BEGIN DATA UNDER STUDY

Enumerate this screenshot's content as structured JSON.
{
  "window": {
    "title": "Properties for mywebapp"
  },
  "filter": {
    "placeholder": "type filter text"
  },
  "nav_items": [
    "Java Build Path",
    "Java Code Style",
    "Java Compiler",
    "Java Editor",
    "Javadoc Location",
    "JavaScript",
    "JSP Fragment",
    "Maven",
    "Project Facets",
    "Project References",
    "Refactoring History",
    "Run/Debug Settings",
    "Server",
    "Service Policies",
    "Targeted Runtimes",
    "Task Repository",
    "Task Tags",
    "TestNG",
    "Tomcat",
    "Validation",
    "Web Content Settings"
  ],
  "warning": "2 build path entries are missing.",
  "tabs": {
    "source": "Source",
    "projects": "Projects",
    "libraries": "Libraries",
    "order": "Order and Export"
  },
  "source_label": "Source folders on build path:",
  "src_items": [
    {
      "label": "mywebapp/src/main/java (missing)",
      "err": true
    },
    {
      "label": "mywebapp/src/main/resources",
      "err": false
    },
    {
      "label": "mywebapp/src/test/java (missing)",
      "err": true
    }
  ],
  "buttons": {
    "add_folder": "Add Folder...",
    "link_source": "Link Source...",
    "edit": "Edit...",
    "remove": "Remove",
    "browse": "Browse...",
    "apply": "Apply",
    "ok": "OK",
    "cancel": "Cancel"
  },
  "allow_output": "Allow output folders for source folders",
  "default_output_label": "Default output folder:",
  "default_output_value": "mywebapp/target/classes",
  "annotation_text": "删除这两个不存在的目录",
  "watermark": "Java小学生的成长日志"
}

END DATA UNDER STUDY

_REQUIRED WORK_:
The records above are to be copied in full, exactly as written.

_YOUR SOLUTION_:
Enumerate this screenshot's content as structured JSON.
{
  "window": {
    "title": "Properties for mywebapp"
  },
  "filter": {
    "placeholder": "type filter text"
  },
  "nav_items": [
    "Java Build Path",
    "Java Code Style",
    "Java Compiler",
    "Java Editor",
    "Javadoc Location",
    "JavaScript",
    "JSP Fragment",
    "Maven",
    "Project Facets",
    "Project References",
    "Refactoring History",
    "Run/Debug Settings",
    "Server",
    "Service Policies",
    "Targeted Runtimes",
    "Task Repository",
    "Task Tags",
    "TestNG",
    "Tomcat",
    "Validation",
    "Web Content Settings"
  ],
  "warning": "2 build path entries are missing.",
  "tabs": {
    "source": "Source",
    "projects": "Projects",
    "libraries": "Libraries",
    "order": "Order and Export"
  },
  "source_label": "Source folders on build path:",
  "src_items": [
    {
      "label": "mywebapp/src/main/java (missing)",
      "err": true
    },
    {
      "label": "mywebapp/src/main/resources",
      "err": false
    },
    {
      "label": "mywebapp/src/test/java (missing)",
      "err": true
    }
  ],
  "buttons": {
    "add_folder": "Add Folder...",
    "link_source": "Link Source...",
    "edit": "Edit...",
    "remove": "Remove",
    "browse": "Browse...",
    "apply": "Apply",
    "ok": "OK",
    "cancel": "Cancel"
  },
  "allow_output": "Allow output folders for source folders",
  "default_output_label": "Default output folder:",
  "default_output_value": "mywebapp/target/classes",
  "annotation_text": "删除这两个不存在的目录",
  "watermark": "Java小学生的成长日志"
}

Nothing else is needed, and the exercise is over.